netseh dae’ tkughit’e’ “before us it was like this”
With remarkable openness, this book explains the Alaska Native Ahtna Athabascan history and culture as shared by elders. Their narratives reveal much about their lives and times and perspectives and values. Running through their accounts is their devout relationship to the land and to each other.
Taken as a whole, Ahtna oral history is a chorus of individual voices that speak of events, people, places, values and changes that provide a unique sense of Ahtna history from the inside. On one level, their stories are about everyday life and people, on another, it is the story of remarkable resilience, often in the face of very difficult circumstances. Intimate stories are told of the unique challenges that form the backdrop to recent Ahtna history: the fur trade, the dramatic influx of non-Native Americans, the struggle for the land and the right to continue a way of life based on the customary and traditional pursuits of hunting, fishing, and gathering. The cultural significance of potlatches, amulets and songs, and divination and curing, as well as the connection between humans and animals, is revealed. What emerges is a story of a people who have persevered through time, to exist in a place and maintain a way of life that defines them.

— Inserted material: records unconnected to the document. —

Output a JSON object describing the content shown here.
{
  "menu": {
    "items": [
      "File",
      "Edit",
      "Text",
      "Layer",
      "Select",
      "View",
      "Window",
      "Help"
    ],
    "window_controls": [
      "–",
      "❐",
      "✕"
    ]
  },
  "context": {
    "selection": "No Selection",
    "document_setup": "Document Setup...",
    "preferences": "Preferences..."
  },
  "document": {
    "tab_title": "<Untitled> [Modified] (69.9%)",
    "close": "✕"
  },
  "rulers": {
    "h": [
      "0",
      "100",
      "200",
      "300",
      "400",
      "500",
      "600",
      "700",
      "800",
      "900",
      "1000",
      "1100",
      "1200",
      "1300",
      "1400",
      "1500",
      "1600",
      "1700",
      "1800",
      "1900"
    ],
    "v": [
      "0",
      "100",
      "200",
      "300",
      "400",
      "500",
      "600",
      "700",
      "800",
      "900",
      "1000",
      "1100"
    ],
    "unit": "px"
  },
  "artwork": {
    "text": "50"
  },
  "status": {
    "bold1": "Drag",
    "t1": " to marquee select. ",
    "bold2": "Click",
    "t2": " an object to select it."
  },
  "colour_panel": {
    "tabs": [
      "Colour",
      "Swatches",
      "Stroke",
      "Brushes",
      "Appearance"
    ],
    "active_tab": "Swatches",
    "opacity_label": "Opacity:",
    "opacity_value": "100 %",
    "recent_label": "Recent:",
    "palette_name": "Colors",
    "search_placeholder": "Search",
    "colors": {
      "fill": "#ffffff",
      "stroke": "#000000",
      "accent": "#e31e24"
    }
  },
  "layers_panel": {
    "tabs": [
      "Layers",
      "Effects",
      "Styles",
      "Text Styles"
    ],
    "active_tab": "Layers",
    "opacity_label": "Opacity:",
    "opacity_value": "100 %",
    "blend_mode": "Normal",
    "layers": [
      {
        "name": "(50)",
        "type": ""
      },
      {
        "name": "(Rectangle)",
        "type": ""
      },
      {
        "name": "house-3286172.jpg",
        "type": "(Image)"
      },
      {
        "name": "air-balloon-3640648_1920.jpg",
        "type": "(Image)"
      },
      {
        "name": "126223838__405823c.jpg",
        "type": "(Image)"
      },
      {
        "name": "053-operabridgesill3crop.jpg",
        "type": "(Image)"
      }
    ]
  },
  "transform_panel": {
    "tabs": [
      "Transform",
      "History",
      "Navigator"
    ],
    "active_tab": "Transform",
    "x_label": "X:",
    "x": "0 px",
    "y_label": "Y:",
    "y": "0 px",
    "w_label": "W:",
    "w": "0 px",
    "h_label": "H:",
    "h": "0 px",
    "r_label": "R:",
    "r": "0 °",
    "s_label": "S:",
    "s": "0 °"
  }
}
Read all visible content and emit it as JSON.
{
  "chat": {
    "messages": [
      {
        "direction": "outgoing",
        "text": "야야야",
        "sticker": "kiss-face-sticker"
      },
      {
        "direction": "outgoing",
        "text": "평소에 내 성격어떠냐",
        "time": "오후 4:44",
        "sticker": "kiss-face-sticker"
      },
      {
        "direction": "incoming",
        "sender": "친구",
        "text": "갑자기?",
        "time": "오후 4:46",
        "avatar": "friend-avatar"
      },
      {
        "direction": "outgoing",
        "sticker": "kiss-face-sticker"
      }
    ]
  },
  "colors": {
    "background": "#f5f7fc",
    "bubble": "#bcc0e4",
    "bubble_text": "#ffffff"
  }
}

The paperback book is supplemented with eight maps, illustrations and 150 historic photos. 9×12 inches; 224 pages.